Where a line below contains "subtitle", count it. Reply with the total only.

(Excerpts from an interface dataset)
=======

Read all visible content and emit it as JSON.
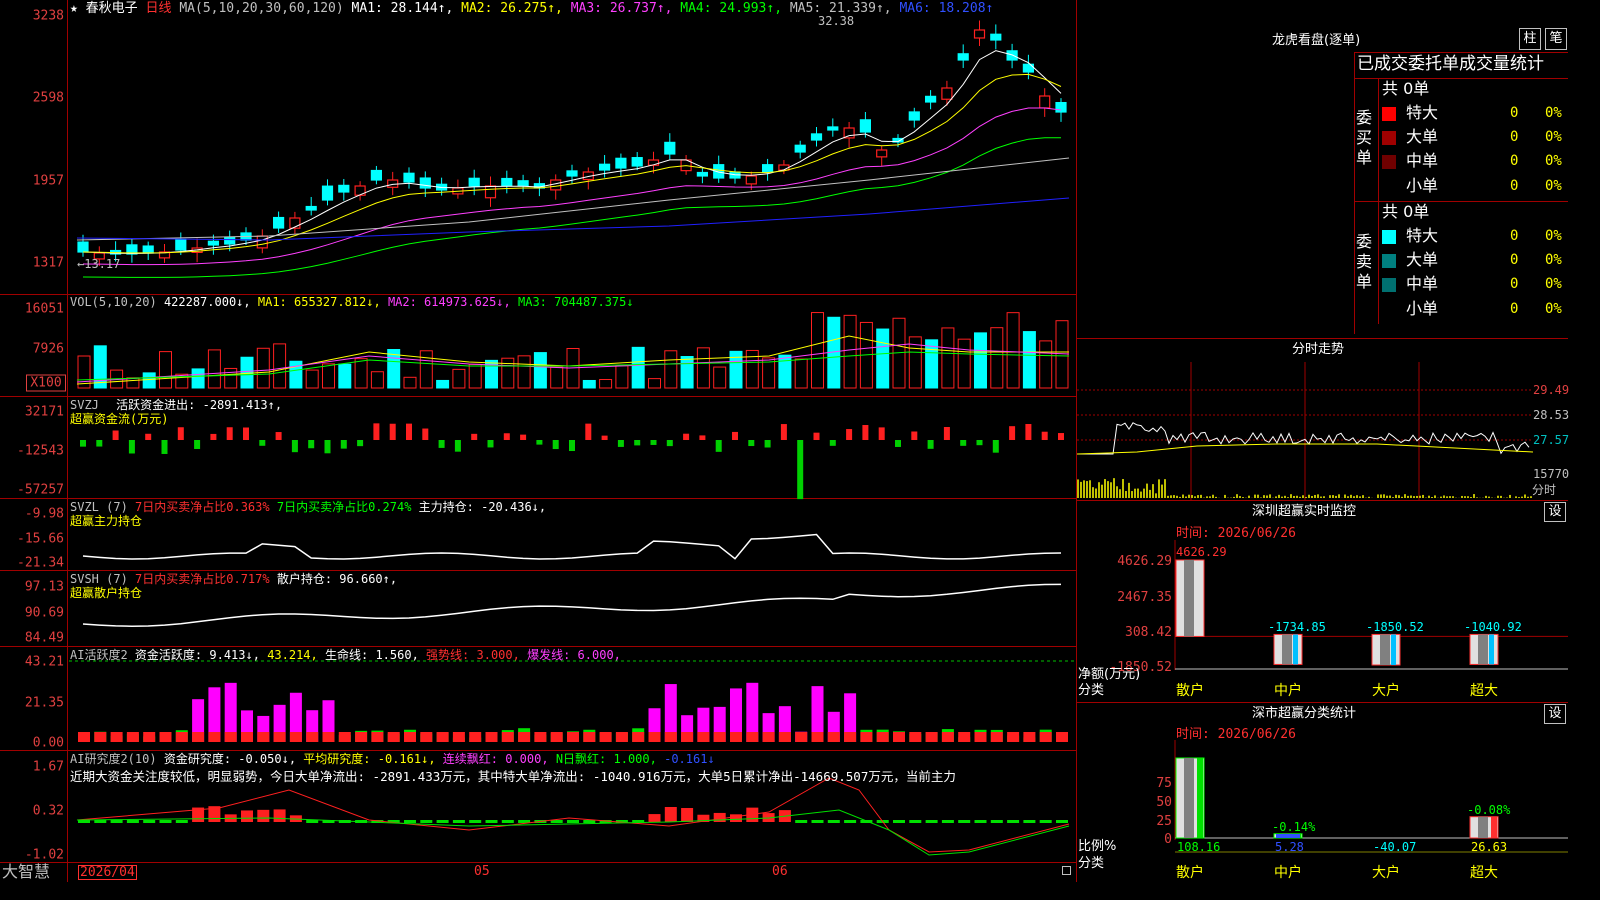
{
  "colors": {
    "up": "#ff2020",
    "down": "#00ffff",
    "ma1": "#ffffff",
    "ma2": "#ffff00",
    "ma3": "#ff40ff",
    "ma4": "#00ff00",
    "ma5": "#c0c0c0",
    "ma6": "#2020ff",
    "axis": "#a00000"
  },
  "main": {
    "star": "★",
    "stock_name": "春秋电子",
    "period": "日线",
    "ma_params": "MA(5,10,20,30,60,120)",
    "ma1": "MA1: 28.144↑,",
    "ma2": "MA2: 26.275↑,",
    "ma3": "MA3: 26.737↑,",
    "ma4": "MA4: 24.993↑,",
    "ma5": "MA5: 21.339↑,",
    "ma6": "MA6: 18.208↑",
    "high_mark": "32.38",
    "low_mark": "←13.17",
    "y_ticks": [
      "3238",
      "2598",
      "1957",
      "1317"
    ]
  },
  "vol": {
    "title": "VOL(5,10,20)",
    "value": "422287.000↓,",
    "ma1": "MA1: 655327.812↓,",
    "ma2": "MA2: 614973.625↓,",
    "ma3": "MA3: 704487.375↓",
    "y_ticks": [
      "16051",
      "7926",
      "X100"
    ]
  },
  "svzj": {
    "title": "SVZJ",
    "label": "活跃资金进出: -2891.413↑,",
    "subtitle": "超赢资金流(万元)",
    "y_ticks": [
      "32171",
      "-12543",
      "-57257"
    ]
  },
  "svzl": {
    "title": "SVZL (7)",
    "t1": "7日内买卖净占比0.363%",
    "t2": "7日内买卖净占比0.274%",
    "t3": "主力持仓: -20.436↓,",
    "subtitle": "超赢主力持仓",
    "y_ticks": [
      "-9.98",
      "-15.66",
      "-21.34"
    ]
  },
  "svsh": {
    "title": "SVSH (7)",
    "t1": "7日内买卖净占比0.717%",
    "t2": "散户持仓: 96.660↑,",
    "subtitle": "超赢散户持仓",
    "y_ticks": [
      "97.13",
      "90.69",
      "84.49"
    ]
  },
  "ai1": {
    "title": "AI活跃度2",
    "t1": "资金活跃度: 9.413↓,",
    "t2": "43.214,",
    "t3": "生命线: 1.560,",
    "t4": "强势线: 3.000,",
    "t5": "爆发线: 6.000,",
    "y_ticks": [
      "43.21",
      "21.35",
      "0.00"
    ]
  },
  "ai2": {
    "title": "AI研究度2(10)",
    "t1": "资金研究度: -0.050↓,",
    "t2": "平均研究度: -0.161↓,",
    "t3": "连续飘红: 0.000,",
    "t4": "N日飘红: 1.000,",
    "t5": "-0.161↓",
    "comment": "近期大资金关注度较低，明显弱势，今日大单净流出: -2891.433万元，其中特大单净流出: -1040.916万元，大单5日累计净出-14669.507万元，当前主力",
    "y_ticks": [
      "1.67",
      "0.32",
      "-1.02"
    ]
  },
  "bottom": {
    "brand": "大智慧",
    "dates": [
      "2026/04",
      "05",
      "06"
    ]
  },
  "lhb": {
    "title": "龙虎看盘(逐单)",
    "tab1": "柱",
    "tab2": "笔",
    "header": "已成交委托单成交量统计",
    "buy_label": "委买单",
    "sell_label": "委卖单",
    "buy_total": "共 0单",
    "sell_total": "共 0单",
    "rows": [
      {
        "name": "特大",
        "n": "0",
        "pct": "0%"
      },
      {
        "name": "大单",
        "n": "0",
        "pct": "0%"
      },
      {
        "name": "中单",
        "n": "0",
        "pct": "0%"
      },
      {
        "name": "小单",
        "n": "0",
        "pct": "0%"
      }
    ]
  },
  "fenshi": {
    "title": "分时走势",
    "y_ticks": [
      "29.49",
      "28.53",
      "27.57",
      "15770"
    ],
    "unit": "分时"
  },
  "sz_monitor": {
    "title": "深圳超赢实时监控",
    "settings": "设",
    "time": "时间: 2026/06/26",
    "y_ticks": [
      "4626.29",
      "2467.35",
      "308.42",
      "-1850.52"
    ],
    "ylabel": "净额(万元)",
    "xlabel": "分类",
    "categories": [
      "散户",
      "中户",
      "大户",
      "超大"
    ],
    "values": [
      "4626.29",
      "-1734.85",
      "-1850.52",
      "-1040.92"
    ]
  },
  "sz_class": {
    "title": "深市超赢分类统计",
    "settings": "设",
    "time": "时间: 2026/06/26",
    "y_ticks": [
      "75",
      "50",
      "25",
      "0"
    ],
    "ylabel": "比例%",
    "xlabel": "分类",
    "categories": [
      "散户",
      "中户",
      "大户",
      "超大"
    ],
    "values": [
      "108.16",
      "5.28",
      "-40.07",
      "26.63"
    ],
    "top_labels": [
      "-0.14%",
      "-0.08%"
    ]
  }
}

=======

Output for this exercise: 3